Argentina court rules controversial media law constitutional
Argentina's Supreme Court has ruled that a media bill passed in 2009 is constitutional - clearing the way for the break-up of large media groups.
The country's biggest broadcasting and newspaper company, Clarin, had appealed against the law proposed by President Cristina Fernandez de Kirchner.
Critics say the bill is an attempt to silence opposition voices in Argentina.
Supporters say it will boost pluralism and reduce the dominance of big corporate interests.
Following the ruling, Clarin's share price fell nearly 6% and sales had to be suspended.
'Freedom of expression'
The group is expected to have to sell a number of lucrative radio and television licenses.
In a statement, the company said it was considering appealing to international courts.
"The most concrete proof of the true intention of this government with this law has been the enormous official colonization of media companies since its passage. Today, more than 80% of the broadcast media respond directly or indirectly to the authorities," the statement said.
A panel of Supreme Court judges ruled that the law had no unconstitutional elements.
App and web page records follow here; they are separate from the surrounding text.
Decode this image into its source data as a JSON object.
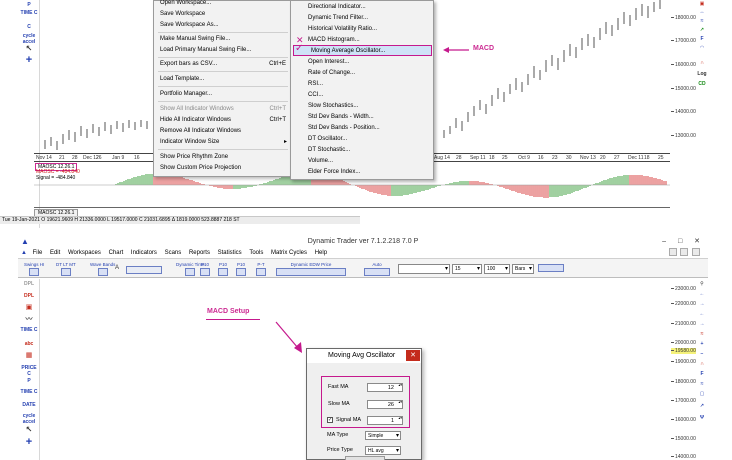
{
  "top": {
    "left_toolbar": [
      {
        "label": "P",
        "icon": "text-tool"
      },
      {
        "label": "TIME C",
        "icon": "time-tool"
      },
      {
        "label": "C",
        "icon": "c-tool"
      },
      {
        "label": "cycle accel",
        "icon": "cycle-accel-tool"
      },
      {
        "label": "↖",
        "icon": "pointer-icon"
      },
      {
        "label": "+",
        "icon": "crosshair-icon"
      }
    ],
    "y_ticks": [
      "18000.000",
      "17000.000",
      "16000.000",
      "15000.000",
      "14000.000",
      "13000.000"
    ],
    "date_labels_left": [
      "Nov 14",
      "21",
      "28",
      "Dec 12",
      "26",
      "Jan 9",
      "16"
    ],
    "date_labels_right": [
      "Aug 14",
      "28",
      "Sep 11",
      "18",
      "25",
      "Oct 9",
      "16",
      "23",
      "30",
      "Nov 13",
      "20",
      "27",
      "Dec 11",
      "18",
      "25"
    ],
    "file_menu": {
      "items": [
        {
          "label": "Open Workspace...",
          "shortcut": "",
          "disabled": false
        },
        {
          "label": "Save Workspace",
          "shortcut": "",
          "disabled": false
        },
        {
          "label": "Save Workspace As...",
          "shortcut": "",
          "disabled": false
        },
        {
          "label": "Make Manual Swing File...",
          "shortcut": "",
          "disabled": false
        },
        {
          "label": "Load Primary Manual Swing File...",
          "shortcut": "",
          "disabled": false
        },
        {
          "label": "Export bars as CSV...",
          "shortcut": "Ctrl+E",
          "disabled": false
        },
        {
          "label": "Load Template...",
          "shortcut": "",
          "disabled": false
        },
        {
          "label": "Portfolio Manager...",
          "shortcut": "",
          "disabled": false
        },
        {
          "label": "Show All Indicator Windows",
          "shortcut": "Ctrl+T",
          "disabled": true
        },
        {
          "label": "Hide All Indicator Windows",
          "shortcut": "Ctrl+T",
          "disabled": false
        },
        {
          "label": "Remove All Indicator Windows",
          "shortcut": "",
          "disabled": false
        },
        {
          "label": "Indicator Window Size",
          "shortcut": "",
          "disabled": false
        },
        {
          "label": "Show Price Rhythm Zone",
          "shortcut": "",
          "disabled": false
        },
        {
          "label": "Show Custom Price Projection",
          "shortcut": "",
          "disabled": false
        }
      ]
    },
    "indicator_menu": {
      "items": [
        "Directional Indicator...",
        "Dynamic Trend Filter...",
        "Historical Volatility Ratio...",
        "MACD Histogram...",
        "Moving Average Oscillator...",
        "Open Interest...",
        "Rate of Change...",
        "RSI...",
        "CCI...",
        "Slow Stochastics...",
        "Std Dev Bands - Width...",
        "Std Dev Bands - Position...",
        "DT Oscillator...",
        "DT Stochastic...",
        "Volume...",
        "Elder Force Index..."
      ]
    },
    "annotation_macd": "MACD",
    "osc_tag": "MAOSC 12.26.1",
    "osc_value": "MAOSC = -12.26.1",
    "osc_maosc": "MAOSC = -484.840",
    "osc_signal": "Signal = -484.840",
    "osc_tab": "MAOSC 12.26.1",
    "status_bar": "Tue 19-Jan-2021  O 19621.9609 H 21336.0000  L 19517.0000  C 21031.6895 Δ 1819.0000 523.8887   218          ST"
  },
  "bottom": {
    "window_title": "Dynamic Trader ver 7.1.2.218 7.0 P",
    "window_buttons": [
      "–",
      "□",
      "✕"
    ],
    "menu": [
      "File",
      "Edit",
      "Workspaces",
      "Chart",
      "Indicators",
      "Scans",
      "Reports",
      "Statistics",
      "Tools",
      "Matrix Cycles",
      "Help"
    ],
    "toolbar": {
      "tools": [
        "Swings HI",
        "DT LT MT",
        "Wave Bands",
        "A",
        "Dynamic Time",
        "P10",
        "P10",
        "P10",
        "P-T",
        "Dynamic EDW Price",
        "Auto"
      ],
      "dropdown_1": "",
      "dropdown_2": "15",
      "dropdown_3": "100",
      "dropdown_4": "Bars"
    },
    "left_toolbar": [
      "DPL",
      "DPL",
      "",
      "",
      "TIME C",
      "abc",
      "",
      "PRICE C",
      "P",
      "TIME C",
      "DATE",
      "cycle accel",
      "↖",
      "+"
    ],
    "y_ticks": [
      "23000.000",
      "22000.000",
      "21000.000",
      "20000.000",
      "19580.000",
      "19000.000",
      "18000.000",
      "17000.000",
      "16000.000",
      "15000.000",
      "14000.000"
    ],
    "price_highlight": "19580.000",
    "annotation_setup": "MACD Setup",
    "dialog": {
      "title": "Moving Avg Oscillator",
      "close": "✕",
      "fast_ma_label": "Fast MA",
      "fast_ma_value": "12",
      "slow_ma_label": "Slow MA",
      "slow_ma_value": "26",
      "signal_ma_checked": true,
      "signal_ma_label": "Signal MA",
      "signal_ma_value": "1",
      "ma_type_label": "MA Type",
      "ma_type_value": "Simple",
      "price_type_label": "Price Type",
      "price_type_value": "HL avg"
    }
  },
  "colors": {
    "accent_magenta": "#c5198d",
    "osc_red": "#d01515",
    "osc_green": "#138a13",
    "close_red": "#c42b1c",
    "price_highlight": "#f5f27a"
  }
}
"It is legitimate that a law sets general limits a priori, because this way it favours freedom of expression and prevents the concentration of the market," they concluded.
They also dismissed the argument by the Inter-American Press Society, an independent media association, that the law would endanger the media firm's business model.
Clarin has been involved in an open dispute against Cristina Fernandez de Kirchner's government since 2008.
The 2009 law stipulates that any one owner can hold a maximum of 24 audiovisual licenses.
It also bans TV networks from amassing more than 35% of the nation's viewers, and subjects the sale of broadcast licenses to government approval.
The Clarin group will be especially affected by a clause which bans ownership of more than one free-to-air and one cable TV stations and more than one radio station in the same city.
With its massive presence in the capital Buenos Aires, it is expected to be forced to shed control over many stations.